** Opening Given entries block **

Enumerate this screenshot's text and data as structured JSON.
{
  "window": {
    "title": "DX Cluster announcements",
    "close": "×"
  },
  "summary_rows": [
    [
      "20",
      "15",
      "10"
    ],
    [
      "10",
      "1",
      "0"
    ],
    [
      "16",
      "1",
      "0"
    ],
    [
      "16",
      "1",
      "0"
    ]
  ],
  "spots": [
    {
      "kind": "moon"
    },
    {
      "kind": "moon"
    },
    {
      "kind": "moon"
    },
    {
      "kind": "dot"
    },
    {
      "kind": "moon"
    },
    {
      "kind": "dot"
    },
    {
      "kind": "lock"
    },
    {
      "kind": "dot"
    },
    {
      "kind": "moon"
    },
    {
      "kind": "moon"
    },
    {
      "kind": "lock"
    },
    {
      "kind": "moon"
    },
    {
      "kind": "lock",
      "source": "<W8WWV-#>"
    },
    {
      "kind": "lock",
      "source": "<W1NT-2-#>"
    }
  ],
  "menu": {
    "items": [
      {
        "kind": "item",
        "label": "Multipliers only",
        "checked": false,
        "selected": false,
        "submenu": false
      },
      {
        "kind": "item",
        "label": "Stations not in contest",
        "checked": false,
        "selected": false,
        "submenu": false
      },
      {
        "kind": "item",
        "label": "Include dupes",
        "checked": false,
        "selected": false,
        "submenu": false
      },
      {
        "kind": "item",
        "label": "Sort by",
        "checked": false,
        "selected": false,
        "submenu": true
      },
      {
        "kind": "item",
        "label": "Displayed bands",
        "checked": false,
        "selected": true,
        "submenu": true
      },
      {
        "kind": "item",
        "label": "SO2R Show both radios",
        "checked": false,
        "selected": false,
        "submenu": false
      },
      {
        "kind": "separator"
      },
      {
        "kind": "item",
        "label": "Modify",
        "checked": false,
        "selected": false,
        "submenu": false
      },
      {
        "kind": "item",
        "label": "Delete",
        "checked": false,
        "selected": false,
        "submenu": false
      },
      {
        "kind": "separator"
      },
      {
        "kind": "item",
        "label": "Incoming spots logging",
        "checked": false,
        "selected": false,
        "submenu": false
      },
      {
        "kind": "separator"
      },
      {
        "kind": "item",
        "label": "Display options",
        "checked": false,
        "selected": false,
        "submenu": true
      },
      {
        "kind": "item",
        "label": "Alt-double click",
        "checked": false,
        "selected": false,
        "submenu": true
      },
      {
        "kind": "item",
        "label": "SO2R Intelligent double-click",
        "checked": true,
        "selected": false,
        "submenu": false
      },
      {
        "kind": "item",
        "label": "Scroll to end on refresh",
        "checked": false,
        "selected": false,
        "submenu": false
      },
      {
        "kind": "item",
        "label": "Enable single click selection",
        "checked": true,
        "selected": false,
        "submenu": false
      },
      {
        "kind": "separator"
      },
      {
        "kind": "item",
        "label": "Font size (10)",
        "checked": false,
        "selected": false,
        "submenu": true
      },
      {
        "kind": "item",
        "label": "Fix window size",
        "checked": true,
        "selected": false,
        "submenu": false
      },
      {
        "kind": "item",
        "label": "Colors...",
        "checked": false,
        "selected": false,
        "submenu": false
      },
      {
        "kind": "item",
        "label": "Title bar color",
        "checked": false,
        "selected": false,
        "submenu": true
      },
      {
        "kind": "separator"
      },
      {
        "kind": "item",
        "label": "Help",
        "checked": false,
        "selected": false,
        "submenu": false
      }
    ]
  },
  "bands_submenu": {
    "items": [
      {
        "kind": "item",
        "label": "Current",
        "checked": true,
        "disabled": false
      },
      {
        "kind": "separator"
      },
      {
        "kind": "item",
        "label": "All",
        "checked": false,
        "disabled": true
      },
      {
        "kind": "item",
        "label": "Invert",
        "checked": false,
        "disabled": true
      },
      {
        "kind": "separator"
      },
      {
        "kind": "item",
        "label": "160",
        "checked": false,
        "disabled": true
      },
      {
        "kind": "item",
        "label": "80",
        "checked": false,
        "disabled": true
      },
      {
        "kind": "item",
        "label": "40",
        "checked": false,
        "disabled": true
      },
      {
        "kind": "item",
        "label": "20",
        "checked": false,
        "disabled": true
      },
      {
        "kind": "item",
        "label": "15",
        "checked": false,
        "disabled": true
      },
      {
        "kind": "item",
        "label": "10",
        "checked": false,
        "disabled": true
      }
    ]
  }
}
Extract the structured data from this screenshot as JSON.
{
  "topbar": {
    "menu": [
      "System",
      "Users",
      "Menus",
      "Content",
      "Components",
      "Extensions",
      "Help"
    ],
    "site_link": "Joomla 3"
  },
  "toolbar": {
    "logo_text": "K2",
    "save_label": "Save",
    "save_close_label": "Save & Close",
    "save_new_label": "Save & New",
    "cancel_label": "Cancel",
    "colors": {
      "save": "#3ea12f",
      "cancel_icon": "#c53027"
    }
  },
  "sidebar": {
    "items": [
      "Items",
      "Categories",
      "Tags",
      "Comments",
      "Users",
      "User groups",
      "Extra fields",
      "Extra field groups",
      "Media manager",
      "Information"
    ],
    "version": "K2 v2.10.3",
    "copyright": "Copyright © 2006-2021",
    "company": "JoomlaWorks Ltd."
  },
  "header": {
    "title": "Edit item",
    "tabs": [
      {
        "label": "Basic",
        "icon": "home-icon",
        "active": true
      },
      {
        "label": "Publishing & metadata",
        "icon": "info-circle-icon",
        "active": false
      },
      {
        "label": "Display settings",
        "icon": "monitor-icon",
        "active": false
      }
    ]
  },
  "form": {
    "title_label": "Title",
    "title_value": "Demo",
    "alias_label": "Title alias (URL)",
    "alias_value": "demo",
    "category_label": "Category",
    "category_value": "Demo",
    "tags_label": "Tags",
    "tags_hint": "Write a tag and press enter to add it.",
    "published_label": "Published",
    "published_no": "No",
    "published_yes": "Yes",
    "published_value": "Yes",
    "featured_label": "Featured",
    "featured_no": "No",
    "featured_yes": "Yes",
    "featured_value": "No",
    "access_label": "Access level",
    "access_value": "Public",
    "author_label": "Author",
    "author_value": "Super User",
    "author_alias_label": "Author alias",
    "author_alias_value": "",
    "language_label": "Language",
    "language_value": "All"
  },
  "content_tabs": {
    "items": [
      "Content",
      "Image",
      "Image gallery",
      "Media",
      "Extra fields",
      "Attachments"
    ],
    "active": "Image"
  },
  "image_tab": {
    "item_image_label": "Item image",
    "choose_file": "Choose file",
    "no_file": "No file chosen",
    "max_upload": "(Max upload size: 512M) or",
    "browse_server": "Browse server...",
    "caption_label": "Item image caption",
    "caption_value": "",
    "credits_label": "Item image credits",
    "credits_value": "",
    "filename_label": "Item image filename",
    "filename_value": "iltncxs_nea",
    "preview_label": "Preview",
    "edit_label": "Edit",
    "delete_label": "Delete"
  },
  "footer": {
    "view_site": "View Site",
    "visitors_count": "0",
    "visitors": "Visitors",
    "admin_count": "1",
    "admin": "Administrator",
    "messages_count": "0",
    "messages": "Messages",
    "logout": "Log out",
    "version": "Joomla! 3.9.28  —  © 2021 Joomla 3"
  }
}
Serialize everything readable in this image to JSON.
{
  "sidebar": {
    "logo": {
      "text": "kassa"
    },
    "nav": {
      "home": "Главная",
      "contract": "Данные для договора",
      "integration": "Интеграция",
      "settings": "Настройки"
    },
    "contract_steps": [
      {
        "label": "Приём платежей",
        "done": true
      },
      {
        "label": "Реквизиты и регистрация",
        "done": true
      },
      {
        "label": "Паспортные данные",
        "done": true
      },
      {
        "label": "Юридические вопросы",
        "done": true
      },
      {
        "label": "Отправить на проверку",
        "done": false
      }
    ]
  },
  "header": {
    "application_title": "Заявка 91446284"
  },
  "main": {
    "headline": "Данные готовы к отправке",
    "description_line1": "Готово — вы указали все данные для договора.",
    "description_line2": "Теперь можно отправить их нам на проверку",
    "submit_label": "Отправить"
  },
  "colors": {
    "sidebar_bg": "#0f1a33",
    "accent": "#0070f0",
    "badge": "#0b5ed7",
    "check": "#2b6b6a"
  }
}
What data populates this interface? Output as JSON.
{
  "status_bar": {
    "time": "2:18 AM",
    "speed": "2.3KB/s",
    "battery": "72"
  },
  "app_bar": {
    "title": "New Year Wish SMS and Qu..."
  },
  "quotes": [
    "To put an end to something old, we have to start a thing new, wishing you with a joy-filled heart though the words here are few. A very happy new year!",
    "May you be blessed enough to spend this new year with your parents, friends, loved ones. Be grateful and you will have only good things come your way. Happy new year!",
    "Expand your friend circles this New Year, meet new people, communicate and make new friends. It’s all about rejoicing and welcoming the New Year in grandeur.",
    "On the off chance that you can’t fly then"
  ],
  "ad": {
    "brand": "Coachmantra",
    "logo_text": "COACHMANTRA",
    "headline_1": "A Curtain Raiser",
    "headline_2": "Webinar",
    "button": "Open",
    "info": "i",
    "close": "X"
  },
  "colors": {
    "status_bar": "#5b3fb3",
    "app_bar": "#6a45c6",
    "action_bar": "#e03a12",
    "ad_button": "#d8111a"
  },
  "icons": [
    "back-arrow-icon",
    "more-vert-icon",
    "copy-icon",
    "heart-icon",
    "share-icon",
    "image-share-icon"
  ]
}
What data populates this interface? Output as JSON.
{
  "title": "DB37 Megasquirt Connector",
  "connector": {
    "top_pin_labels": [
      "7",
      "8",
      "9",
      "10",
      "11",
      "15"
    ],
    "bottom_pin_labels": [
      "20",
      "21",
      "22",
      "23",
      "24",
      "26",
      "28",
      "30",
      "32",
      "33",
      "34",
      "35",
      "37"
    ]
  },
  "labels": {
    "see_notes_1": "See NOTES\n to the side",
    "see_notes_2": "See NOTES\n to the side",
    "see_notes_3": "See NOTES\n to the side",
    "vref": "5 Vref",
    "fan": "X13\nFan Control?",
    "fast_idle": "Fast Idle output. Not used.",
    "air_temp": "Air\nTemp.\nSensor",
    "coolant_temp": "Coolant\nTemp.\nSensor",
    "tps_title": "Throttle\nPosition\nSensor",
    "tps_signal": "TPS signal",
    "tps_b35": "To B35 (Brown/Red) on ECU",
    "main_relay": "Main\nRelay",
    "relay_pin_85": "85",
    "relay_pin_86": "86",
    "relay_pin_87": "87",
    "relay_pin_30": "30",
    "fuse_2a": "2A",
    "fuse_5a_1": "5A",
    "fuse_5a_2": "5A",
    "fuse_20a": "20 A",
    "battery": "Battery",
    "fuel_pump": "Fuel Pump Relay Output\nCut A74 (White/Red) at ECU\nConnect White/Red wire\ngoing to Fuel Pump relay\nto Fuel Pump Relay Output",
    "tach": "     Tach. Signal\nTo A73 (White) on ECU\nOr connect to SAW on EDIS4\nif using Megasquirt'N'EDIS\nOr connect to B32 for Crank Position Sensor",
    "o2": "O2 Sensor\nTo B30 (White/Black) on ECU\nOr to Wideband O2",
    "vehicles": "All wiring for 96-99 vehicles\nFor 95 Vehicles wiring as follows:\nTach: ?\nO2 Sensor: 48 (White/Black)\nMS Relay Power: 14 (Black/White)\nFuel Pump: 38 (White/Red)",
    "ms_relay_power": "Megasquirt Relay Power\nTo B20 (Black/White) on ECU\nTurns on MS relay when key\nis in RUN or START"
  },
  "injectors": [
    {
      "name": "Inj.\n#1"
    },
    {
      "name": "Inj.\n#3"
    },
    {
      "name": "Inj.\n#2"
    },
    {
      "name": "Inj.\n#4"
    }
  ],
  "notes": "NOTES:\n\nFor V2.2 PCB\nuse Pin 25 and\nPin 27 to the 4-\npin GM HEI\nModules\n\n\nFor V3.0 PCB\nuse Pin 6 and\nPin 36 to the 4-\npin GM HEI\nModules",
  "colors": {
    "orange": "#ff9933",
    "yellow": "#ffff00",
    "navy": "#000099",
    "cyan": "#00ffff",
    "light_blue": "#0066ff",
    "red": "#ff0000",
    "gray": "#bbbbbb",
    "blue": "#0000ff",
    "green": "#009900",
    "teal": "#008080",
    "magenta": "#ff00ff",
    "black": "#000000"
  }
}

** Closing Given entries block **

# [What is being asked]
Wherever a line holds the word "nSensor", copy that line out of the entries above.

# [Response below]
    "air_temp": "Air\nTemp.\nSensor",
    "coolant_temp": "Coolant\nTemp.\nSensor",
    "tps_title": "Throttle\nPosition\nSensor",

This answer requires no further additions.